** DATASET EXCERPTS follows **

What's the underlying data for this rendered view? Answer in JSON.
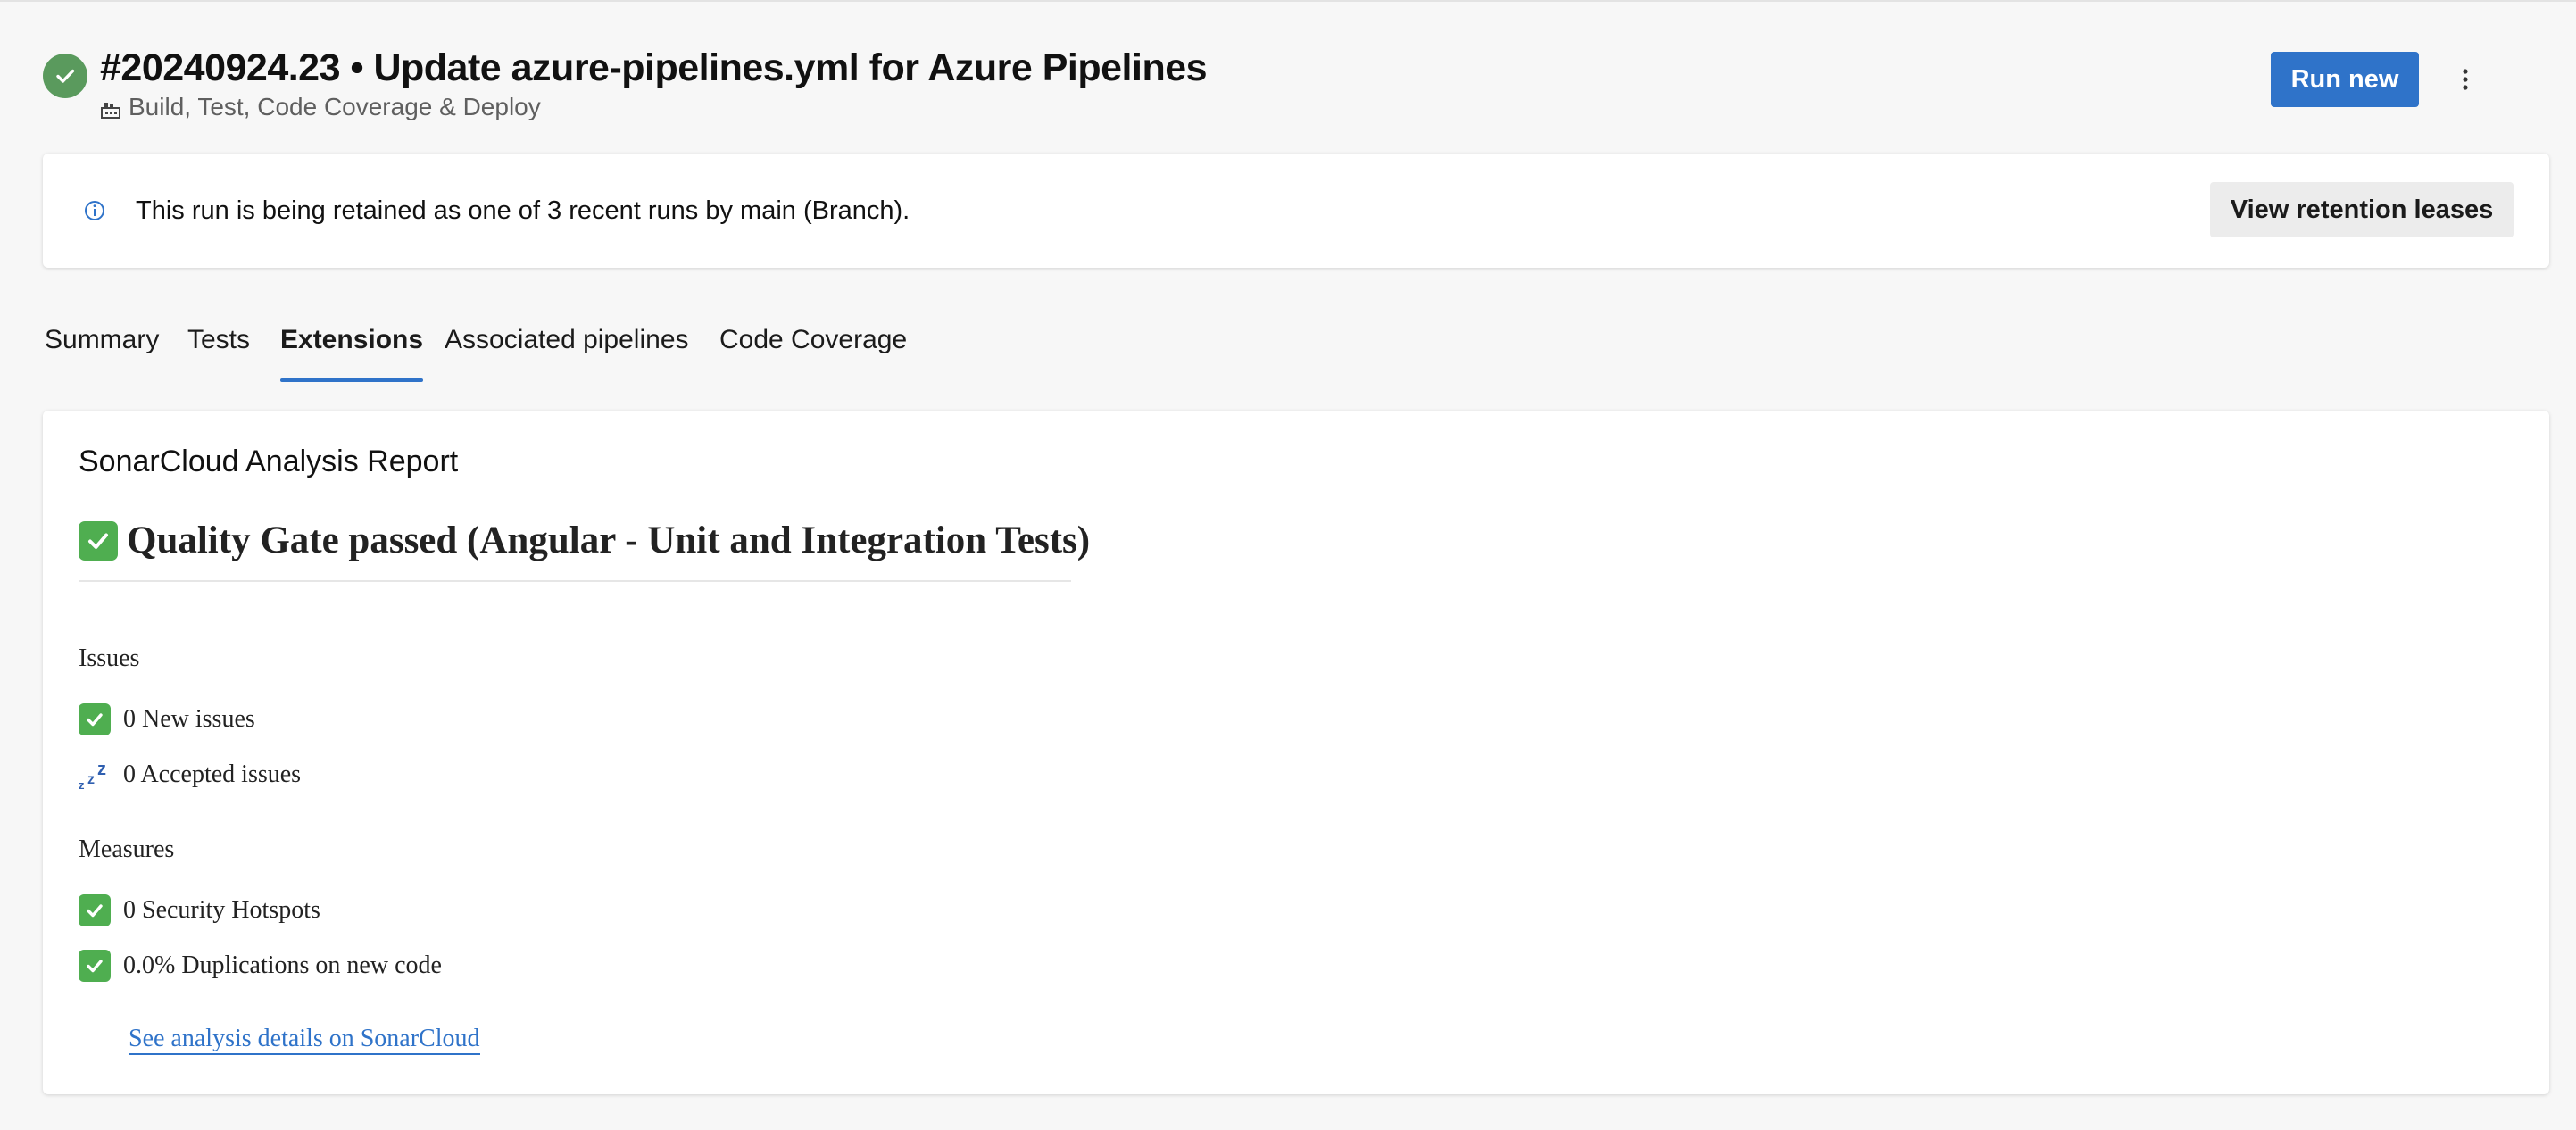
{
  "header": {
    "title": "#20240924.23 • Update azure-pipelines.yml for Azure Pipelines",
    "pipeline_name": "Build, Test, Code Coverage & Deploy",
    "run_new_label": "Run new",
    "more_actions_icon": "vertical-ellipsis"
  },
  "banner": {
    "message": "This run is being retained as one of 3 recent runs by main (Branch).",
    "action_label": "View retention leases",
    "icon": "info-icon"
  },
  "tabs": [
    {
      "label": "Summary",
      "active": false
    },
    {
      "label": "Tests",
      "active": false
    },
    {
      "label": "Extensions",
      "active": true
    },
    {
      "label": "Associated pipelines",
      "active": false
    },
    {
      "label": "Code Coverage",
      "active": false
    }
  ],
  "report": {
    "title": "SonarCloud Analysis Report",
    "gate_heading": "Quality Gate passed (Angular - Unit and Integration Tests)",
    "issues_label": "Issues",
    "issues": [
      {
        "text": "0 New issues",
        "icon": "check-icon"
      },
      {
        "text": "0 Accepted issues",
        "icon": "zzz-icon"
      }
    ],
    "measures_label": "Measures",
    "measures": [
      {
        "text": "0 Security Hotspots",
        "icon": "check-icon"
      },
      {
        "text": "0.0% Duplications on new code",
        "icon": "check-icon"
      }
    ],
    "link_text": "See analysis details on SonarCloud"
  },
  "colors": {
    "accent": "#2f73c9",
    "success": "#5a9a5d",
    "check_green": "#4fae50"
  }
}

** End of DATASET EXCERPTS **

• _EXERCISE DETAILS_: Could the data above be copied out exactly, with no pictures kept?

• _WRITTEN RESPONSE_:
What's the underlying data for this rendered view? Answer in JSON.
{
  "header": {
    "title": "#20240924.23 • Update azure-pipelines.yml for Azure Pipelines",
    "pipeline_name": "Build, Test, Code Coverage & Deploy",
    "run_new_label": "Run new",
    "more_actions_icon": "vertical-ellipsis"
  },
  "banner": {
    "message": "This run is being retained as one of 3 recent runs by main (Branch).",
    "action_label": "View retention leases",
    "icon": "info-icon"
  },
  "tabs": [
    {
      "label": "Summary",
      "active": false
    },
    {
      "label": "Tests",
      "active": false
    },
    {
      "label": "Extensions",
      "active": true
    },
    {
      "label": "Associated pipelines",
      "active": false
    },
    {
      "label": "Code Coverage",
      "active": false
    }
  ],
  "report": {
    "title": "SonarCloud Analysis Report",
    "gate_heading": "Quality Gate passed (Angular - Unit and Integration Tests)",
    "issues_label": "Issues",
    "issues": [
      {
        "text": "0 New issues",
        "icon": "check-icon"
      },
      {
        "text": "0 Accepted issues",
        "icon": "zzz-icon"
      }
    ],
    "measures_label": "Measures",
    "measures": [
      {
        "text": "0 Security Hotspots",
        "icon": "check-icon"
      },
      {
        "text": "0.0% Duplications on new code",
        "icon": "check-icon"
      }
    ],
    "link_text": "See analysis details on SonarCloud"
  },
  "colors": {
    "accent": "#2f73c9",
    "success": "#5a9a5d",
    "check_green": "#4fae50"
  }
}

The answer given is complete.